#### What the task requires:
Report the number of lines in the data below where the string "Attach" shows up, and only that number.

Stored records

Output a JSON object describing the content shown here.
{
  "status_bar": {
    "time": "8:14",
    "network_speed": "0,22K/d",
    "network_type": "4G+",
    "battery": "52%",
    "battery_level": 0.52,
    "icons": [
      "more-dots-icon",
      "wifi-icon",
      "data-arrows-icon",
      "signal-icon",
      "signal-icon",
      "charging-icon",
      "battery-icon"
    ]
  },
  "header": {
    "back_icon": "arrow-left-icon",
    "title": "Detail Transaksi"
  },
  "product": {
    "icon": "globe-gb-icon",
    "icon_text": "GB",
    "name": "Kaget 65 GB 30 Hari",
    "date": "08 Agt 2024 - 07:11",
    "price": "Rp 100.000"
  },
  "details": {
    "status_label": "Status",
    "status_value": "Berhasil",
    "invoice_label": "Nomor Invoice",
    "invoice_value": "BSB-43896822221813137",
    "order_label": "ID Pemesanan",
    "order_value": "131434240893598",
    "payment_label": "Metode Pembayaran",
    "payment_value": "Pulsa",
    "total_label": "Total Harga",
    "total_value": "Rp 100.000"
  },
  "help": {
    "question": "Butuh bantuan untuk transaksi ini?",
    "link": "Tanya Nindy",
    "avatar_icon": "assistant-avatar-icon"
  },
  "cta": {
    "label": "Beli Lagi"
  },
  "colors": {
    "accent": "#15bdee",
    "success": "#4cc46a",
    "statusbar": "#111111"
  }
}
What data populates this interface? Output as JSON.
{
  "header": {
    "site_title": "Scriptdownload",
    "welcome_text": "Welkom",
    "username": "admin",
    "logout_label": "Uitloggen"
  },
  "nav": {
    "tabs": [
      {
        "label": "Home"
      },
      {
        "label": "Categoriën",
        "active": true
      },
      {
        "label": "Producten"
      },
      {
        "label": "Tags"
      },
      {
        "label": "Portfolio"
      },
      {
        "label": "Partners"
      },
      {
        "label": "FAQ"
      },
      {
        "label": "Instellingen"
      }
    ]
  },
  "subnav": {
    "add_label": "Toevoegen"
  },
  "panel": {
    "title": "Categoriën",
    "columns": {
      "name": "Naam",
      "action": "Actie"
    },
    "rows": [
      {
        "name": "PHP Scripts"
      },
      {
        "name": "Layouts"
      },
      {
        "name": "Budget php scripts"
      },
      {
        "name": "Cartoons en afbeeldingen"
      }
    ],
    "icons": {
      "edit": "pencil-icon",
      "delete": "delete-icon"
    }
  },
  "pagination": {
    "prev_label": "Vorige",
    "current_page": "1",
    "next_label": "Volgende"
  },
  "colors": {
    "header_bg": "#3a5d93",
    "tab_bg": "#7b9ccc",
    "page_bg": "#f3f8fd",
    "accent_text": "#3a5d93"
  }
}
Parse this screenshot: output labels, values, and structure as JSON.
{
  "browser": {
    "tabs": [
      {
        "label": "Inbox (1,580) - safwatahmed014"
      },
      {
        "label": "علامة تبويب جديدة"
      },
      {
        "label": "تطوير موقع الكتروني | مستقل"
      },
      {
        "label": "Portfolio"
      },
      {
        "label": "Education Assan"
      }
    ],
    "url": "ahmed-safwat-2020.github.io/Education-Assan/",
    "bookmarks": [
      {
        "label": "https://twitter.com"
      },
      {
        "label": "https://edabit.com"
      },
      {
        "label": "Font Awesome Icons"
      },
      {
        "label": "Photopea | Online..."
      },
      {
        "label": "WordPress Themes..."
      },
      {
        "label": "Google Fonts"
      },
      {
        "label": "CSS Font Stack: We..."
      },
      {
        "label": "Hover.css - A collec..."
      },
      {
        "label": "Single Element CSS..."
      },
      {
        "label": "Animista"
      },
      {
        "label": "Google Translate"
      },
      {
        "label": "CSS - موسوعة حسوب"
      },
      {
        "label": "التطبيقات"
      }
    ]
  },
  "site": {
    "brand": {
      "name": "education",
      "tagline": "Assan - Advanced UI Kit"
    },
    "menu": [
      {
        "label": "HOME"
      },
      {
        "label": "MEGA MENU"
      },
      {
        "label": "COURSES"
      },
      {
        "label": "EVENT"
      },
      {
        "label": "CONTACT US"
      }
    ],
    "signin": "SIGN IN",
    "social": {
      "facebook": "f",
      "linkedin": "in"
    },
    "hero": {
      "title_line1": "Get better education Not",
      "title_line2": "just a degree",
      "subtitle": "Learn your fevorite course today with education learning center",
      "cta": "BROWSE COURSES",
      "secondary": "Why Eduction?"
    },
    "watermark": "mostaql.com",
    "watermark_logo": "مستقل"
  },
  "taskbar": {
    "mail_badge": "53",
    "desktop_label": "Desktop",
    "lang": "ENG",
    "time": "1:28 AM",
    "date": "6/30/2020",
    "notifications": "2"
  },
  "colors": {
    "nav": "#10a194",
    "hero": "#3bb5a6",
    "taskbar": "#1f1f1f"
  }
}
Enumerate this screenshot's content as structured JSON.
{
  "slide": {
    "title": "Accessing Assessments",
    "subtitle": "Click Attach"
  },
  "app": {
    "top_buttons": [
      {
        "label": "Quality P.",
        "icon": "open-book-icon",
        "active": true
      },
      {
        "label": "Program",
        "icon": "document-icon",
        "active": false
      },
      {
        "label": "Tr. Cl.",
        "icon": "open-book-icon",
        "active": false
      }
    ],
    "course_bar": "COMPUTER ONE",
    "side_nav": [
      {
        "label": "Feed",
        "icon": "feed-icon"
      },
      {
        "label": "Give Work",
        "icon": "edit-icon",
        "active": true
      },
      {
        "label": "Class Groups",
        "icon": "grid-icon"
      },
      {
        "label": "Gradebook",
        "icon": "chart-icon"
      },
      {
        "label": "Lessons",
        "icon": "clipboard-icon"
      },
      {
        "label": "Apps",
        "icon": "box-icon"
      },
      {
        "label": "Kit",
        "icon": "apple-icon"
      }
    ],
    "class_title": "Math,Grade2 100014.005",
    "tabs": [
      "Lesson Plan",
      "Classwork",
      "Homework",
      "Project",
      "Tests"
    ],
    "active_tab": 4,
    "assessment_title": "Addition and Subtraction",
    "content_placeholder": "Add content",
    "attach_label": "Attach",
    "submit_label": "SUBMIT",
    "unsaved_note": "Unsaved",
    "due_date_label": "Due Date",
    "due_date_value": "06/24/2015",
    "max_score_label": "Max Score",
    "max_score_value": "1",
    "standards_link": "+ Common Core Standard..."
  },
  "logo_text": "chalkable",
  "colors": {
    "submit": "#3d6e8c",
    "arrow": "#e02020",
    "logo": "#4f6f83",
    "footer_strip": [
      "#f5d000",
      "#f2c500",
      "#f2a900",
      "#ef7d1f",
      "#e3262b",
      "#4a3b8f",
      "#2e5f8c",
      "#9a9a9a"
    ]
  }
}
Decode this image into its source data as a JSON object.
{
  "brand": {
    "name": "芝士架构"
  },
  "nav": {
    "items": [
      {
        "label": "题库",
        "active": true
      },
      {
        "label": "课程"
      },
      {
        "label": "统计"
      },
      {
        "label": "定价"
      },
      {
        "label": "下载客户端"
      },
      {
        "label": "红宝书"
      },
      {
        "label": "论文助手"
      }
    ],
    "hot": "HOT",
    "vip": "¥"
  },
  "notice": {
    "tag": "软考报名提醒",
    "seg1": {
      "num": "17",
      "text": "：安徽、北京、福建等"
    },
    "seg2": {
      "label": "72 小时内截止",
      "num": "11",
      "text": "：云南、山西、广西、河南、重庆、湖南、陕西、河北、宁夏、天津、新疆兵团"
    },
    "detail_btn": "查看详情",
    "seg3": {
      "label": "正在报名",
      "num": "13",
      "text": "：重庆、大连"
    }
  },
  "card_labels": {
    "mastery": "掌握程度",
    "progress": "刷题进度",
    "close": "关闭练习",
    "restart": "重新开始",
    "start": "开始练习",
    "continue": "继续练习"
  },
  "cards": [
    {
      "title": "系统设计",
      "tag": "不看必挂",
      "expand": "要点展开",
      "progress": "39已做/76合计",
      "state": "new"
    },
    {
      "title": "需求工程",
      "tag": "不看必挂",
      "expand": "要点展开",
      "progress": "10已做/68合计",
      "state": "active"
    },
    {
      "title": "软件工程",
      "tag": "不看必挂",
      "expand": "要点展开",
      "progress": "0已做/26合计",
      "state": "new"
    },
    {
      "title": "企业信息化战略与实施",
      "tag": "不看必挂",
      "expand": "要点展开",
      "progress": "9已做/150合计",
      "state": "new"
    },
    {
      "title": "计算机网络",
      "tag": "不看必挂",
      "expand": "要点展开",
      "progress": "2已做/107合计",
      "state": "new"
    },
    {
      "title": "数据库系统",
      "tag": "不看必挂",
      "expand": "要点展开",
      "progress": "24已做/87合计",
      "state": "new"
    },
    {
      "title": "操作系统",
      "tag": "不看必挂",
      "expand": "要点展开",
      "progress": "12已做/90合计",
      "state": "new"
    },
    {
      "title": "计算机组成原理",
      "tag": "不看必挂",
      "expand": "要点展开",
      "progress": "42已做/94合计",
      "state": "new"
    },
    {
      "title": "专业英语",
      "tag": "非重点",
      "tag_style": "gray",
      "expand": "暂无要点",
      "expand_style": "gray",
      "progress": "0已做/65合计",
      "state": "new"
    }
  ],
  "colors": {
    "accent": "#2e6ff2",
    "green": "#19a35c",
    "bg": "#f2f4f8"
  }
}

#### Answer to this exercise:
2